Don stated that this is the case with nearly all the private nature preserves.

Commissioner Fraker asked if these private nature preserves were signed or was signage left up to the landowner.

Randy stated that the signs are provided to the owner. Under the Rules for Management, the preserve needs to be signed.

Carolyn stated that the draft entrance sign for the private nature preserve says "visitors are welcome."

Vice-Chair Ellis stated that the entrance sign will change for each individual area. The verbiage could be changed to address the trespass issue.

Commissioner Allread stated that the language will change each time, and that is why the cost of the sign goes from $15 to $130. It was felt that it was important to give specific information as a part of the public education effort.

Vice-Chair Ellis stated that a "no trespassing sign, except by permission only," could be developed for the private landowner.

Randy stated that an additional sign would not be a problem.

Commissioner Fraker stated that the entrance sign could be modified to say that "no admittance except with permission."

Vice-Chair Ellis stated that the matter will go back to the Ad Hoc Committee, and any comments should be forwarded to Commissioner Allread in an expeditious manner. The Commission will further discuss this issue at its February 6, 2001 meeting.

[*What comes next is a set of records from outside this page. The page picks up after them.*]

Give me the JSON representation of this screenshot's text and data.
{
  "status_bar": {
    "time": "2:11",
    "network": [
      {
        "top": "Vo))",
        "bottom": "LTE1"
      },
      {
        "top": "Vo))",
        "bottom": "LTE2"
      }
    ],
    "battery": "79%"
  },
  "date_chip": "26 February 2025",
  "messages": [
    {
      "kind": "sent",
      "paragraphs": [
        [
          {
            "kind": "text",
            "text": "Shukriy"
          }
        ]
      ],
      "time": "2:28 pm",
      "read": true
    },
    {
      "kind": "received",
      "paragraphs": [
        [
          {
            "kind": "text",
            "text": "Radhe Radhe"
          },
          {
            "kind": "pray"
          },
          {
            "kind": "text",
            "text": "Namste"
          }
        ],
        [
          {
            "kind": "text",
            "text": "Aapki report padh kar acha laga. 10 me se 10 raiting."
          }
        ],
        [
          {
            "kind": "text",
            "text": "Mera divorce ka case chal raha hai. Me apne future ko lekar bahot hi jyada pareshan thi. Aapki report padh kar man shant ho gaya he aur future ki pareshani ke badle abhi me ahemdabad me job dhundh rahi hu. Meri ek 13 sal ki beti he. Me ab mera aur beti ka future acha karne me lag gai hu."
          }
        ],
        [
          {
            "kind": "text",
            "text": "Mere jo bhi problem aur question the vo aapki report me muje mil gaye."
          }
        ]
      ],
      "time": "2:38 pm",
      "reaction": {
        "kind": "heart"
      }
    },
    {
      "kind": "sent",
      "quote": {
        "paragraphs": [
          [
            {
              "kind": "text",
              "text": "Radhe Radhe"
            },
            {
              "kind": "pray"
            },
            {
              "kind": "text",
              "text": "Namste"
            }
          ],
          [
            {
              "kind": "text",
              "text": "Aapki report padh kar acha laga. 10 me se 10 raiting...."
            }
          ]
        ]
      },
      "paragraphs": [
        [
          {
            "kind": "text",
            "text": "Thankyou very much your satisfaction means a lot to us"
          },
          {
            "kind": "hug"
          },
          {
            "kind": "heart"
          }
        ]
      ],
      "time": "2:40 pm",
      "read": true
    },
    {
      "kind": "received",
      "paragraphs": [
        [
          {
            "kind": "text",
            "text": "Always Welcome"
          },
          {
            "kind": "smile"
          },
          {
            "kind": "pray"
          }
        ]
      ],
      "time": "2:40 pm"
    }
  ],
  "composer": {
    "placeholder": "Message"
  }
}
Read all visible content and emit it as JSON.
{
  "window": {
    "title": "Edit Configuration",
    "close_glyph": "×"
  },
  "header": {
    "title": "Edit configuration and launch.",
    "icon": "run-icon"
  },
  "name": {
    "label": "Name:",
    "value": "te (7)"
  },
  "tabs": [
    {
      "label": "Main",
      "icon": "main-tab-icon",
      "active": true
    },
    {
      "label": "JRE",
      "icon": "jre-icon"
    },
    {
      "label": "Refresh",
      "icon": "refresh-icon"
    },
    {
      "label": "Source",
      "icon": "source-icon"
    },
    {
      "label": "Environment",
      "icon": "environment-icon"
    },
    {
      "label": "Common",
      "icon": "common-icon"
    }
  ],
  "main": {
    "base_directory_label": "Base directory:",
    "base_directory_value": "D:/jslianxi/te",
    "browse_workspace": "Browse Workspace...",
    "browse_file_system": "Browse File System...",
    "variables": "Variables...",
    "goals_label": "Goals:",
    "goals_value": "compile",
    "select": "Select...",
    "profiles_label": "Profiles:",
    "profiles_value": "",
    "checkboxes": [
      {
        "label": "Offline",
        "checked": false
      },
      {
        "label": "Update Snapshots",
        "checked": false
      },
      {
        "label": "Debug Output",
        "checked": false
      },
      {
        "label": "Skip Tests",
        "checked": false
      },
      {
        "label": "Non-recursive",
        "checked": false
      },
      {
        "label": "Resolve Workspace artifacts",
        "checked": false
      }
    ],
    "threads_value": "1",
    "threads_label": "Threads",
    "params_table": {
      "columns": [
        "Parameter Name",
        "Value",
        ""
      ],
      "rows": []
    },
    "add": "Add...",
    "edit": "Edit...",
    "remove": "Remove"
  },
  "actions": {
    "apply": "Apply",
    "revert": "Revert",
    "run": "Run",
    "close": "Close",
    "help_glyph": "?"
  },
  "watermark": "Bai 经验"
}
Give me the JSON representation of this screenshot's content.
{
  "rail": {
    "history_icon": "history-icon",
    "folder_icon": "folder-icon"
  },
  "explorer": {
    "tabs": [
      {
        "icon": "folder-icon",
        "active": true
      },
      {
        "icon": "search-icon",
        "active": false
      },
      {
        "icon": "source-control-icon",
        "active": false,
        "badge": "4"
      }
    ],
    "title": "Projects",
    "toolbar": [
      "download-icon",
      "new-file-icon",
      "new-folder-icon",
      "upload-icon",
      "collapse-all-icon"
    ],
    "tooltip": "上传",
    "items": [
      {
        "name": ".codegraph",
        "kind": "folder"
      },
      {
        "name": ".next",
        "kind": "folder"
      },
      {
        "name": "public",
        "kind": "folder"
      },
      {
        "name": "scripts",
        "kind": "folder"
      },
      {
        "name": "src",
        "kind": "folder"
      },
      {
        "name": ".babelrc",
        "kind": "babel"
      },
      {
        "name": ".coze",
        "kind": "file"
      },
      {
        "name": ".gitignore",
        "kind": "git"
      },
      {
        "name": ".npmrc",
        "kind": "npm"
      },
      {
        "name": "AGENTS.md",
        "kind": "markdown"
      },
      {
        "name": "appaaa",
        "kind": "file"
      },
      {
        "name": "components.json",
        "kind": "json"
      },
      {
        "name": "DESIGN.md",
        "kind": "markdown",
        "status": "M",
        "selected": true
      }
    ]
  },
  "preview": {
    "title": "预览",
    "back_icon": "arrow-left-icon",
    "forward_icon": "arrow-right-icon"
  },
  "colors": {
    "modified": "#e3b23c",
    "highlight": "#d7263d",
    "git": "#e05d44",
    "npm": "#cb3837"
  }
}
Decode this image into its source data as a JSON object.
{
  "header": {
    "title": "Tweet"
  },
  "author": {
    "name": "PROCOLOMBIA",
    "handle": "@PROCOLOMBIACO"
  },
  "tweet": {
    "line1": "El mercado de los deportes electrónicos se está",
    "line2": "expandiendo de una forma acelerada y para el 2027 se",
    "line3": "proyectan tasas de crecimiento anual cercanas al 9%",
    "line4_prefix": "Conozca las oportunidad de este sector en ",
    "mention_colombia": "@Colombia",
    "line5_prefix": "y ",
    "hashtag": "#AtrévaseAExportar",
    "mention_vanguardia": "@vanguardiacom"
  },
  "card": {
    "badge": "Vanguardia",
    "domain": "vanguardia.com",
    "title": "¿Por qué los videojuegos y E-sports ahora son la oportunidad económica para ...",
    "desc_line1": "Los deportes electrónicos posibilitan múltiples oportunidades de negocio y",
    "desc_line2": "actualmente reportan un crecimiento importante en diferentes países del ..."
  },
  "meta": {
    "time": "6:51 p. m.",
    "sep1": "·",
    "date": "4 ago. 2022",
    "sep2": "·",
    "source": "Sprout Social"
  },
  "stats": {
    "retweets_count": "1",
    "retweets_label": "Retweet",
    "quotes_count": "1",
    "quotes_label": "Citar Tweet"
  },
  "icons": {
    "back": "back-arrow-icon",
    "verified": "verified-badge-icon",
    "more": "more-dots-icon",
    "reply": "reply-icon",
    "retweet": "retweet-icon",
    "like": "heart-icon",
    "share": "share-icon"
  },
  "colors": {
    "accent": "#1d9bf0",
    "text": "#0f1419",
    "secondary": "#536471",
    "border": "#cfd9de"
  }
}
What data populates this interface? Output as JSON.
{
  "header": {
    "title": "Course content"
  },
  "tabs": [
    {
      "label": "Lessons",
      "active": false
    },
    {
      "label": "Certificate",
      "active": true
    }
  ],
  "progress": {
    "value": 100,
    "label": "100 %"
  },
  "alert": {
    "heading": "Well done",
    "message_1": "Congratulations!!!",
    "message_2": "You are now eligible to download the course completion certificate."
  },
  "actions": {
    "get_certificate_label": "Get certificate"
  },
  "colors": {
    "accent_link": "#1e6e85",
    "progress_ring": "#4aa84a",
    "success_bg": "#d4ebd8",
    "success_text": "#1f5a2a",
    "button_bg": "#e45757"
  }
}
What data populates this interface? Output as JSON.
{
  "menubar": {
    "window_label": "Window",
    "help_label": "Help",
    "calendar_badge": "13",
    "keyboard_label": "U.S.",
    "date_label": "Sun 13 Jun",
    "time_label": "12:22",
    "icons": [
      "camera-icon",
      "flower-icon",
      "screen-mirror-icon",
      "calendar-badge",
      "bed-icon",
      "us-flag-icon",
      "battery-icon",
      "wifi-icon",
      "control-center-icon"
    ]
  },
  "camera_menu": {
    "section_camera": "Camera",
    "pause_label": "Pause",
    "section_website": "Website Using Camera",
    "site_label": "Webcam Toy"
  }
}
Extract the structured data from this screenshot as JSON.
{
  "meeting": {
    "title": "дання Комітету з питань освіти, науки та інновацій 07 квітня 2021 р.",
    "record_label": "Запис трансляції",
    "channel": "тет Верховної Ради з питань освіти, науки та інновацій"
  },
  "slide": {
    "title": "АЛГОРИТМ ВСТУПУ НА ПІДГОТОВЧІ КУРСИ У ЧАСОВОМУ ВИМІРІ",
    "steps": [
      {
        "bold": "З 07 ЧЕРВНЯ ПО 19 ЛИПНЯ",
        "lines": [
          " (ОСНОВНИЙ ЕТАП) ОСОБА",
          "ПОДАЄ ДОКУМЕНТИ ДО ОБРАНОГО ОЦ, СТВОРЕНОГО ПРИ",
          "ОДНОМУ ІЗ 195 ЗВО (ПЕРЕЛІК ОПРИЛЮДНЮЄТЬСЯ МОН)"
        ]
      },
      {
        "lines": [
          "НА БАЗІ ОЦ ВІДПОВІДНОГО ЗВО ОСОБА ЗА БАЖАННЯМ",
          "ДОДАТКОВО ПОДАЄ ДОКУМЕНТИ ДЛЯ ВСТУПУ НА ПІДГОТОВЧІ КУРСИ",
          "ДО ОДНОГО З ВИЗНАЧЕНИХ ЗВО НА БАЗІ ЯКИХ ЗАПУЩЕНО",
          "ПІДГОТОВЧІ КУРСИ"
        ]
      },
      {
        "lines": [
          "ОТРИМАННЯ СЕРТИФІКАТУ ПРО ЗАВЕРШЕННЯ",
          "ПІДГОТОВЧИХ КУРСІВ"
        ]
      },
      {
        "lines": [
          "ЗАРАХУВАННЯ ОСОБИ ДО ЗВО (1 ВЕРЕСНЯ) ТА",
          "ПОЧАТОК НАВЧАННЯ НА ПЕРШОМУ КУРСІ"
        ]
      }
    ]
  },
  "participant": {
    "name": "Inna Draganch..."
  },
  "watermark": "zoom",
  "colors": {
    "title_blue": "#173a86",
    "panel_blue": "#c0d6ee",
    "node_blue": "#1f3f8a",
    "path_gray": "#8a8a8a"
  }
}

Commissioner Allread asked if any of the Commissioners had a concern about the design element or is it strictly the language that the Committee should revisit.

The Commissioners felt that the design and concept for the entry sign was great, and the only concern was refining the language.

Dr. Bruce McMillan stated that he was pleased to hear that the Commission liked the design because the State Museum just lost their designer. She took another position two weeks ago.

Commissioner Allread thanked Dr. McMillan for his help on this project.

169-22) Public Comment Period (3 minutes per person)

Henry Eilers stated that one of his concerns has dealt with management of natural areas. As he traveled Illinois this year, from JoDaviess County to Pope County, he was struck by the fact that the State's natural areas, woodlands, and anything that is left of our natural history is becoming increasingly impacted by outside influences. To counteract some of these outside influences, there is probably nothing as important as the use of fire in our ecosystems. He would like to, as a citizen, have the Commission contact others in State government to bring its enthusiasm to those people to encourage a strong fire management program in Illinois. He stated that he would like to see a strong push in both the public and private sectors to initiate and work through a strong burn program. He felt that this would enable the Volunteer Stewardship Network to get its work done.

169-23) Other Business

There was no other business.

169-24) Adjournment

It was moved by Fraker, seconded by Schwegman, and unanimously approved to adjourn. The meeting was adjourned at 2:40 p.m.